### [Exercise details]
Each entry should be printed exactly, with its images omitted.

--- Extracted material ---

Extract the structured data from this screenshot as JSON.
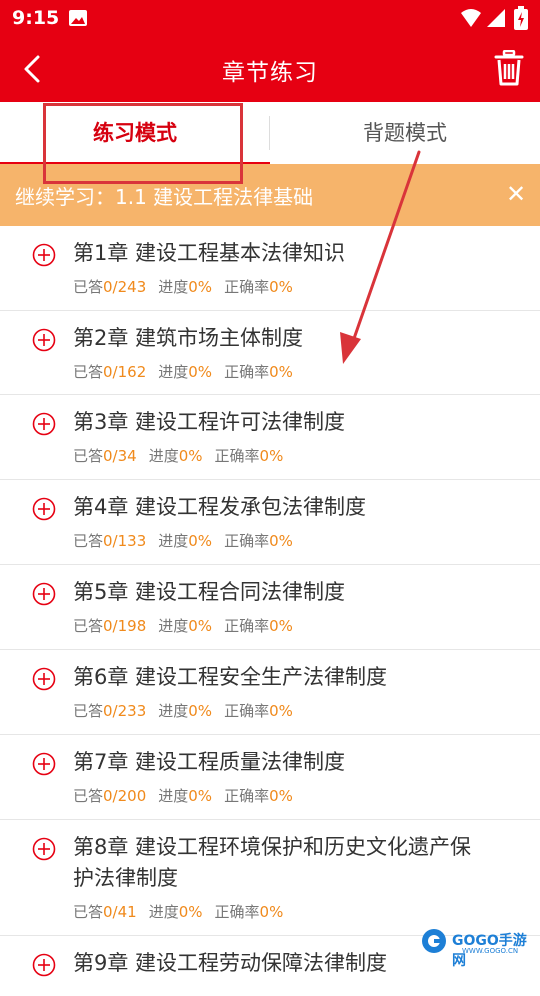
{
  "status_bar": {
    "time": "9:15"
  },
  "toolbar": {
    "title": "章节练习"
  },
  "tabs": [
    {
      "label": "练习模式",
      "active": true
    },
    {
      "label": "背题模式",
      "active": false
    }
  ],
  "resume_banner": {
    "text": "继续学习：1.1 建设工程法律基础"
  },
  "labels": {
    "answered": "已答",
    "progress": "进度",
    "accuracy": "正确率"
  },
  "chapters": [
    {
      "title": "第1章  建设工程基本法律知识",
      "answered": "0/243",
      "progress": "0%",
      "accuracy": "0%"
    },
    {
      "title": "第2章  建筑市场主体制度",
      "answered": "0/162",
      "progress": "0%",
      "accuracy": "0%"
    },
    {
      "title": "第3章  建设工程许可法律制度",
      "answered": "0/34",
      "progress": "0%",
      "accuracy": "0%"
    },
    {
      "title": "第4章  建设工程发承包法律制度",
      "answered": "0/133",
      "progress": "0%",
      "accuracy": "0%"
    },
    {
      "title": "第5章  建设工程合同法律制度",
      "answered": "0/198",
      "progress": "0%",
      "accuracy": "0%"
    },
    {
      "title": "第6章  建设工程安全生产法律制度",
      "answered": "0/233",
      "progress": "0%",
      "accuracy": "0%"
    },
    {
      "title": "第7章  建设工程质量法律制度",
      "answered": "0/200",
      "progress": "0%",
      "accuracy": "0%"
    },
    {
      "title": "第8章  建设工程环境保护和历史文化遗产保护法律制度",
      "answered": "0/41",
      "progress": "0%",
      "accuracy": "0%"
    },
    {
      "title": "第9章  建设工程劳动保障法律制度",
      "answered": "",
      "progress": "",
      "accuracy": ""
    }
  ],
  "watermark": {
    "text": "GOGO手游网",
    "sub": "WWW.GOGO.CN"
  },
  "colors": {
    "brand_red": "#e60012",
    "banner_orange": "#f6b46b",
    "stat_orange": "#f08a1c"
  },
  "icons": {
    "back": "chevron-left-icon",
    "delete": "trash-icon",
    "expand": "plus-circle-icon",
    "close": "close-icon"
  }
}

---

### [Response for this exercise]
Extract the structured data from this screenshot as JSON.
{
  "status_bar": {
    "time": "9:15"
  },
  "toolbar": {
    "title": "章节练习"
  },
  "tabs": [
    {
      "label": "练习模式",
      "active": true
    },
    {
      "label": "背题模式",
      "active": false
    }
  ],
  "resume_banner": {
    "text": "继续学习：1.1 建设工程法律基础"
  },
  "labels": {
    "answered": "已答",
    "progress": "进度",
    "accuracy": "正确率"
  },
  "chapters": [
    {
      "title": "第1章  建设工程基本法律知识",
      "answered": "0/243",
      "progress": "0%",
      "accuracy": "0%"
    },
    {
      "title": "第2章  建筑市场主体制度",
      "answered": "0/162",
      "progress": "0%",
      "accuracy": "0%"
    },
    {
      "title": "第3章  建设工程许可法律制度",
      "answered": "0/34",
      "progress": "0%",
      "accuracy": "0%"
    },
    {
      "title": "第4章  建设工程发承包法律制度",
      "answered": "0/133",
      "progress": "0%",
      "accuracy": "0%"
    },
    {
      "title": "第5章  建设工程合同法律制度",
      "answered": "0/198",
      "progress": "0%",
      "accuracy": "0%"
    },
    {
      "title": "第6章  建设工程安全生产法律制度",
      "answered": "0/233",
      "progress": "0%",
      "accuracy": "0%"
    },
    {
      "title": "第7章  建设工程质量法律制度",
      "answered": "0/200",
      "progress": "0%",
      "accuracy": "0%"
    },
    {
      "title": "第8章  建设工程环境保护和历史文化遗产保护法律制度",
      "answered": "0/41",
      "progress": "0%",
      "accuracy": "0%"
    },
    {
      "title": "第9章  建设工程劳动保障法律制度",
      "answered": "",
      "progress": "",
      "accuracy": ""
    }
  ],
  "watermark": {
    "text": "GOGO手游网",
    "sub": "WWW.GOGO.CN"
  },
  "colors": {
    "brand_red": "#e60012",
    "banner_orange": "#f6b46b",
    "stat_orange": "#f08a1c"
  },
  "icons": {
    "back": "chevron-left-icon",
    "delete": "trash-icon",
    "expand": "plus-circle-icon",
    "close": "close-icon"
  }
}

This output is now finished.